(What to do): A complete response lists each line of the data below that includes the word "Customize".

(Given entries):
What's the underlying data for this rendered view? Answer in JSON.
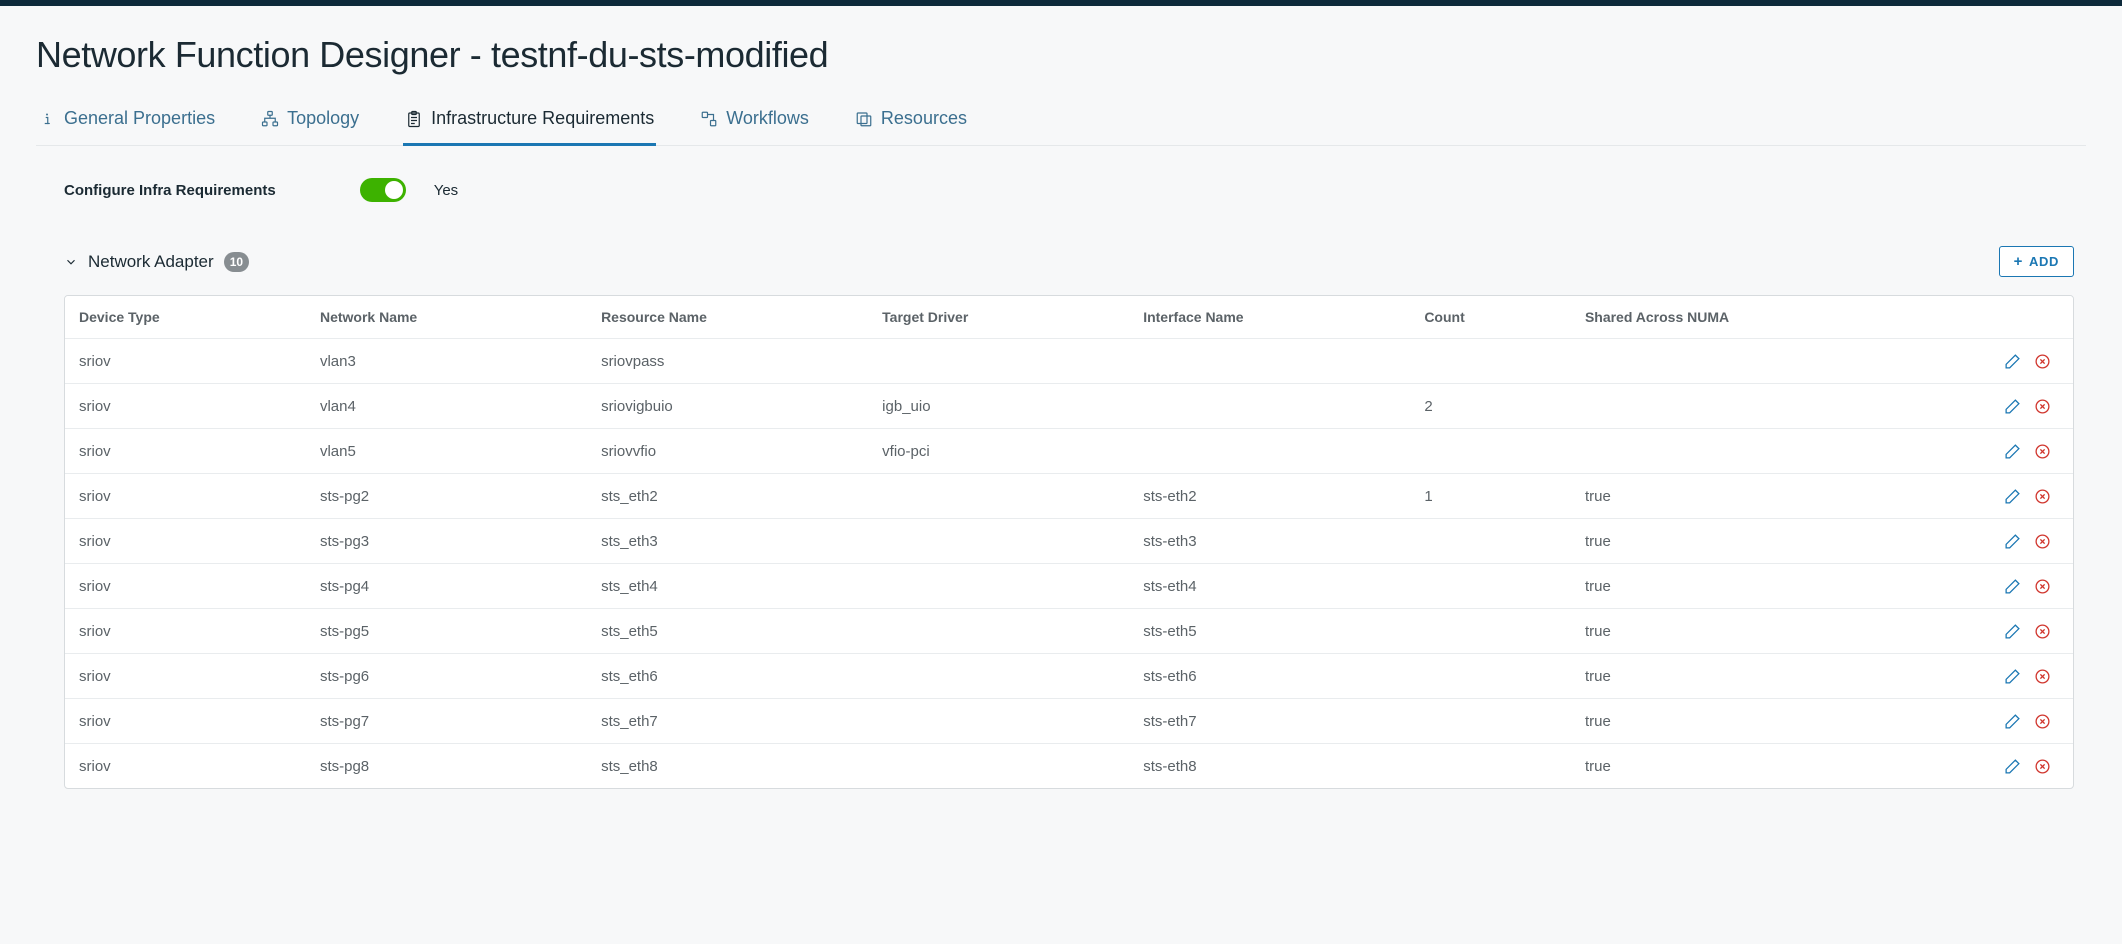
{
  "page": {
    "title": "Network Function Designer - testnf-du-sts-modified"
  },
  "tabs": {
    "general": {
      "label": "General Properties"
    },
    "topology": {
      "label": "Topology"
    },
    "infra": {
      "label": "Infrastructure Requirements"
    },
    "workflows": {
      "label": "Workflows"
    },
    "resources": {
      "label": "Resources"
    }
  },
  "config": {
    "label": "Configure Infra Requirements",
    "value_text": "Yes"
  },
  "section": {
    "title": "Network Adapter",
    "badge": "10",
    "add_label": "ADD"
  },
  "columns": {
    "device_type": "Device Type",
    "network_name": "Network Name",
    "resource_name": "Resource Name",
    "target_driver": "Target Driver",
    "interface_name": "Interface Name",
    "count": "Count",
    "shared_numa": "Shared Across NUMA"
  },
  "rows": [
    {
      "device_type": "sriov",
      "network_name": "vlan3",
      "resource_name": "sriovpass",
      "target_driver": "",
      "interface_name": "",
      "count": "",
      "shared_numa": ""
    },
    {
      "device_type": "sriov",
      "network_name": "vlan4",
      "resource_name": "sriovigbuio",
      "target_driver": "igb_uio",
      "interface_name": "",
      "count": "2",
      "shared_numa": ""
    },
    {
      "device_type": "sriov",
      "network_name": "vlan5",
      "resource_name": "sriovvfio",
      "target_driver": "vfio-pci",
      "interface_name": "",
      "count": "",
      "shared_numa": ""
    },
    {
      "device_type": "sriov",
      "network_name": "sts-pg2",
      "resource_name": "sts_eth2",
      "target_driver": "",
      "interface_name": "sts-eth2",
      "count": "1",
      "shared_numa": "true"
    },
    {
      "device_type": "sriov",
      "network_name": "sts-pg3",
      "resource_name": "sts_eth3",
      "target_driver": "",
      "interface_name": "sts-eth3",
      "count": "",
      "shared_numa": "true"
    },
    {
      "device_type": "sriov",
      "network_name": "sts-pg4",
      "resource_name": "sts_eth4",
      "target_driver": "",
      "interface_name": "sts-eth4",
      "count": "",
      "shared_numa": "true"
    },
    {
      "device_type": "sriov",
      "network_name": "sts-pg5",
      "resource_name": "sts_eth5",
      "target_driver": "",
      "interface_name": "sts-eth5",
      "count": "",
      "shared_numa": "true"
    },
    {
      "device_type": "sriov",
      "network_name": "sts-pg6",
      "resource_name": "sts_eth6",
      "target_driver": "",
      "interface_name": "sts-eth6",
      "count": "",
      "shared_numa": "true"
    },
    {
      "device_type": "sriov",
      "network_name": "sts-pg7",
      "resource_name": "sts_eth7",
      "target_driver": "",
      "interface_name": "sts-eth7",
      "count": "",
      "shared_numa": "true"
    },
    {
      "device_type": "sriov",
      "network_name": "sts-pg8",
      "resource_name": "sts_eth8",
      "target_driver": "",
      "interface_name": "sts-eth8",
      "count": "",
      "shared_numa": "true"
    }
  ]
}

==

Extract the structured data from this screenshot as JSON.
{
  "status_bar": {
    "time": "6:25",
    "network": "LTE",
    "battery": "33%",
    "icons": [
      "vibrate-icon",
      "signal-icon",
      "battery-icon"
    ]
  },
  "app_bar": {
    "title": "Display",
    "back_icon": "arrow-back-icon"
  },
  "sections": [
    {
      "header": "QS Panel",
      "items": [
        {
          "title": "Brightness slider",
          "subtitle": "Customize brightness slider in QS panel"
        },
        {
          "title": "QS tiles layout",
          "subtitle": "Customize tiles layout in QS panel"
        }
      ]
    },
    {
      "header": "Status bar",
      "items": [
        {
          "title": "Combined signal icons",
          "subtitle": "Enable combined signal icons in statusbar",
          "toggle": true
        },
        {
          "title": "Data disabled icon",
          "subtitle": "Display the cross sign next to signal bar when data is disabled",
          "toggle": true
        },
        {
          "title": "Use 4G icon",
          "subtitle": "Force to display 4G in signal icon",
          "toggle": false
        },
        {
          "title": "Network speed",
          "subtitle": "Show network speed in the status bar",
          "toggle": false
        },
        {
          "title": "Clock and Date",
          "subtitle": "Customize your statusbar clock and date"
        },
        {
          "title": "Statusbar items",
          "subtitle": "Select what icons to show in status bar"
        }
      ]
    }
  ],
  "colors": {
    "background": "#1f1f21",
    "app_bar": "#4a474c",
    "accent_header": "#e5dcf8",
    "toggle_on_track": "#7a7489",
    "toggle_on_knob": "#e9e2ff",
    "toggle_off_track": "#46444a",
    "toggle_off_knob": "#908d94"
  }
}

(Exercise result):
          "subtitle": "Customize brightness slider in QS panel"
          "subtitle": "Customize tiles layout in QS panel"
          "subtitle": "Customize your statusbar clock and date"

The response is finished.